About this task
When the string "title" occurs in a line of the records, show that line.
Top of Supplied information
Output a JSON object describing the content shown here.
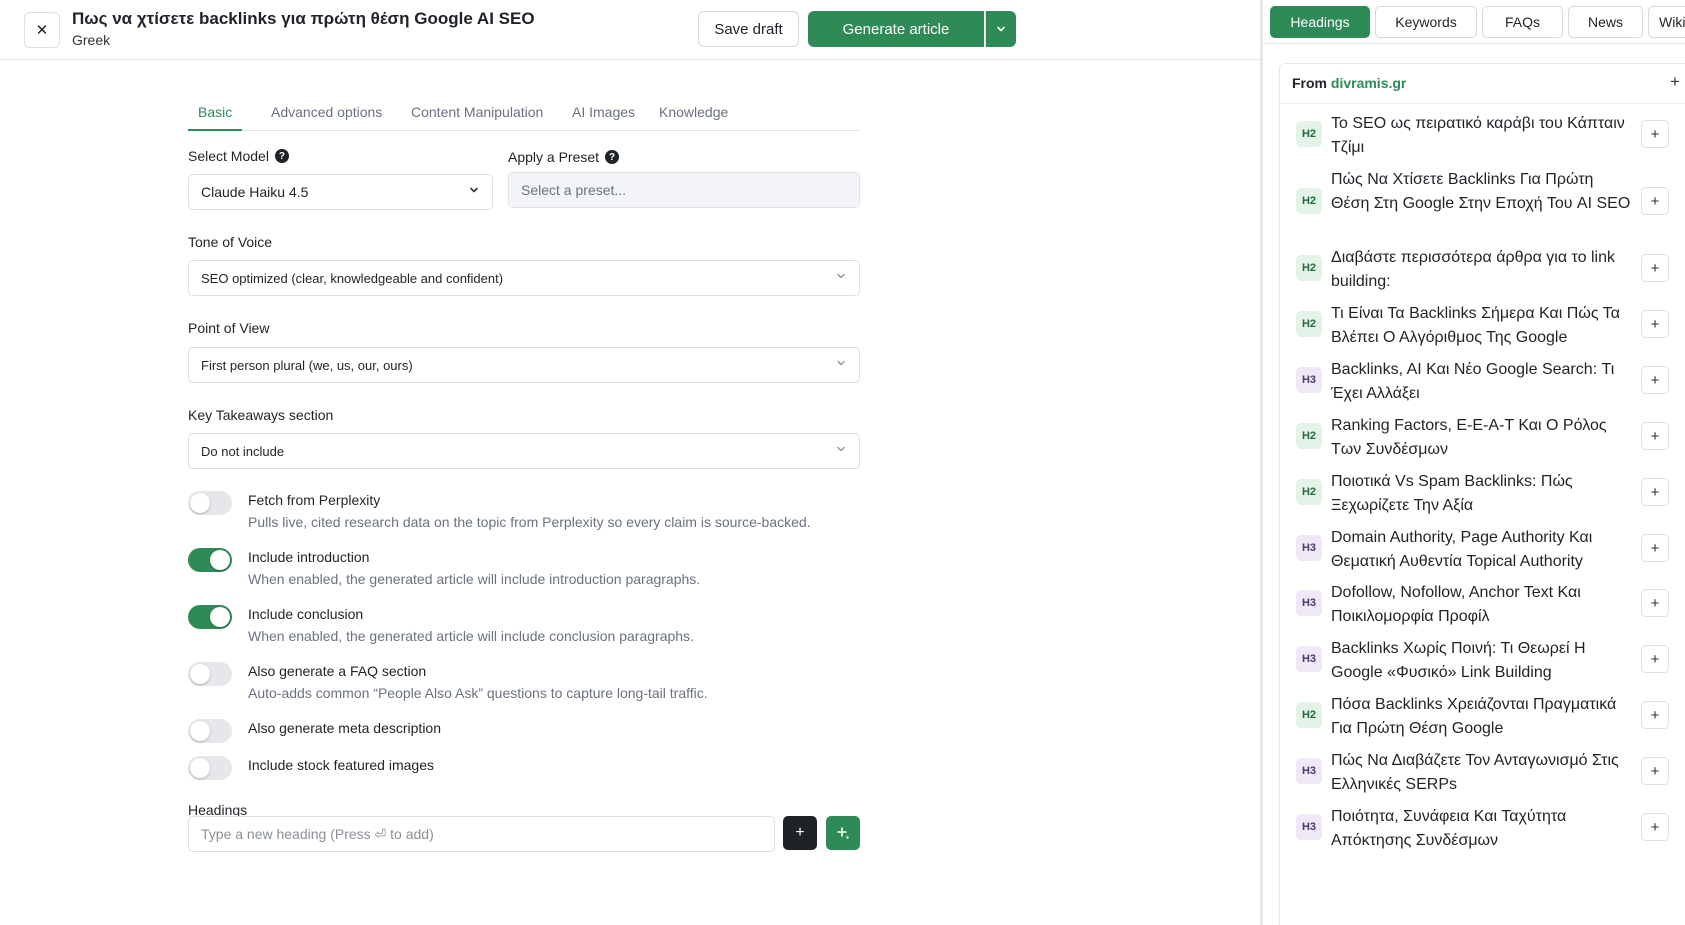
{
  "header": {
    "close_icon": "close-icon",
    "title": "Πως να χτίσετε backlinks για πρώτη θέση Google AI SEO",
    "language": "Greek",
    "save_label": "Save draft",
    "generate_label": "Generate article",
    "accent": "#2e8b57"
  },
  "tabs": [
    "Basic",
    "Advanced options",
    "Content Manipulation",
    "AI Images",
    "Knowledge"
  ],
  "active_tab": "Basic",
  "form": {
    "model_label": "Select Model",
    "model_value": "Claude Haiku 4.5",
    "preset_label": "Apply a Preset",
    "preset_placeholder": "Select a preset...",
    "tone_label": "Tone of Voice",
    "tone_value": "SEO optimized (clear, knowledgeable and confident)",
    "pov_label": "Point of View",
    "pov_value": "First person plural (we, us, our, ours)",
    "takeaways_label": "Key Takeaways section",
    "takeaways_value": "Do not include",
    "toggles": [
      {
        "title": "Fetch from Perplexity",
        "desc": "Pulls live, cited research data on the topic from Perplexity so every claim is source-backed.",
        "on": false
      },
      {
        "title": "Include introduction",
        "desc": "When enabled, the generated article will include introduction paragraphs.",
        "on": true
      },
      {
        "title": "Include conclusion",
        "desc": "When enabled, the generated article will include conclusion paragraphs.",
        "on": true
      },
      {
        "title": "Also generate a FAQ section",
        "desc": "Auto-adds common “People Also Ask” questions to capture long-tail traffic.",
        "on": false
      },
      {
        "title": "Also generate meta description",
        "desc": "",
        "on": false
      },
      {
        "title": "Include stock featured images",
        "desc": "",
        "on": false
      }
    ],
    "headings_label": "Headings",
    "heading_placeholder": "Type a new heading (Press ⏎ to add)"
  },
  "right_panel": {
    "tabs": [
      "Headings",
      "Keywords",
      "FAQs",
      "News",
      "Wiki"
    ],
    "active_tab": "Headings",
    "from_label": "From",
    "from_domain": "divramis.gr",
    "headings": [
      {
        "level": "H2",
        "text": "Το SEO ως πειρατικό καράβι του Κάπταιν Τζίμι"
      },
      {
        "level": "H2",
        "text": "Πώς Να Χτίσετε Backlinks Για Πρώτη Θέση Στη Google Στην Εποχή Του AI SEO"
      },
      {
        "level": "H2",
        "text": "Διαβάστε περισσότερα άρθρα για το link building:"
      },
      {
        "level": "H2",
        "text": "Τι Είναι Τα Backlinks Σήμερα Και Πώς Τα Βλέπει Ο Αλγόριθμος Της Google"
      },
      {
        "level": "H3",
        "text": "Backlinks, AI Και Νέο Google Search: Τι Έχει Αλλάξει"
      },
      {
        "level": "H2",
        "text": "Ranking Factors, E-E-A-T Και Ο Ρόλος Των Συνδέσμων"
      },
      {
        "level": "H2",
        "text": "Ποιοτικά Vs Spam Backlinks: Πώς Ξεχωρίζετε Την Αξία"
      },
      {
        "level": "H3",
        "text": "Domain Authority, Page Authority Και Θεματική Αυθεντία Topical Authority"
      },
      {
        "level": "H3",
        "text": "Dofollow, Nofollow, Anchor Text Και Ποικιλομορφία Προφίλ"
      },
      {
        "level": "H3",
        "text": "Backlinks Χωρίς Ποινή: Τι Θεωρεί Η Google «Φυσικό» Link Building"
      },
      {
        "level": "H2",
        "text": "Πόσα Backlinks Χρειάζονται Πραγματικά Για Πρώτη Θέση Google"
      },
      {
        "level": "H3",
        "text": "Πώς Να Διαβάζετε Τον Ανταγωνισμό Στις Ελληνικές SERPs"
      },
      {
        "level": "H3",
        "text": "Ποιότητα, Συνάφεια Και Ταχύτητα Απόκτησης Συνδέσμων"
      }
    ]
  }
}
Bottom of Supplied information
Your solution
    "title": "Πως να χτίσετε backlinks για πρώτη θέση Google AI SEO",
        "title": "Fetch from Perplexity",
        "title": "Include introduction",
        "title": "Include conclusion",
        "title": "Also generate a FAQ section",
        "title": "Also generate meta description",
        "title": "Include stock featured images",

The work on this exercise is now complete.